EXERCISE DIRECTIONS :: Keep every character as it is and output all of the records.

Web page and app entries ::
____________

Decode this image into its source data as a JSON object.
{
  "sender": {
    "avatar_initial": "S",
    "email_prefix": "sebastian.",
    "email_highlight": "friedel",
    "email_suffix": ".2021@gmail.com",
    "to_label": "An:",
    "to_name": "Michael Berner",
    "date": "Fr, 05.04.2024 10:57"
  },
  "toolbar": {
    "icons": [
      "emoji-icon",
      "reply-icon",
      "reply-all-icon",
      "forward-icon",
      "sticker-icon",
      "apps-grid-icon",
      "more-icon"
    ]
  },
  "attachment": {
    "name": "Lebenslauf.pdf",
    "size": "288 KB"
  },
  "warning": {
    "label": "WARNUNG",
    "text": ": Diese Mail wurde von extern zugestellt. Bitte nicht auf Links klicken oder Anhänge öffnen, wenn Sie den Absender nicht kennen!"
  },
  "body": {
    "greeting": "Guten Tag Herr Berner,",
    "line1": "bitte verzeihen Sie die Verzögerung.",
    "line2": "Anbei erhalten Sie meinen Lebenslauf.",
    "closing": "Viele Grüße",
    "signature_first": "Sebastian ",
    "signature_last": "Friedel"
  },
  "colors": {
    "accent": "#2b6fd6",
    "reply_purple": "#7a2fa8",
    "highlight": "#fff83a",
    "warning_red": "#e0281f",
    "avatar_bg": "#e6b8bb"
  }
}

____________

PROBLEM SOLUTION ::
Decode this image into its source data as a JSON object.
{
  "sender": {
    "avatar_initial": "S",
    "email_prefix": "sebastian.",
    "email_highlight": "friedel",
    "email_suffix": ".2021@gmail.com",
    "to_label": "An:",
    "to_name": "Michael Berner",
    "date": "Fr, 05.04.2024 10:57"
  },
  "toolbar": {
    "icons": [
      "emoji-icon",
      "reply-icon",
      "reply-all-icon",
      "forward-icon",
      "sticker-icon",
      "apps-grid-icon",
      "more-icon"
    ]
  },
  "attachment": {
    "name": "Lebenslauf.pdf",
    "size": "288 KB"
  },
  "warning": {
    "label": "WARNUNG",
    "text": ": Diese Mail wurde von extern zugestellt. Bitte nicht auf Links klicken oder Anhänge öffnen, wenn Sie den Absender nicht kennen!"
  },
  "body": {
    "greeting": "Guten Tag Herr Berner,",
    "line1": "bitte verzeihen Sie die Verzögerung.",
    "line2": "Anbei erhalten Sie meinen Lebenslauf.",
    "closing": "Viele Grüße",
    "signature_first": "Sebastian ",
    "signature_last": "Friedel"
  },
  "colors": {
    "accent": "#2b6fd6",
    "reply_purple": "#7a2fa8",
    "highlight": "#fff83a",
    "warning_red": "#e0281f",
    "avatar_bg": "#e6b8bb"
  }
}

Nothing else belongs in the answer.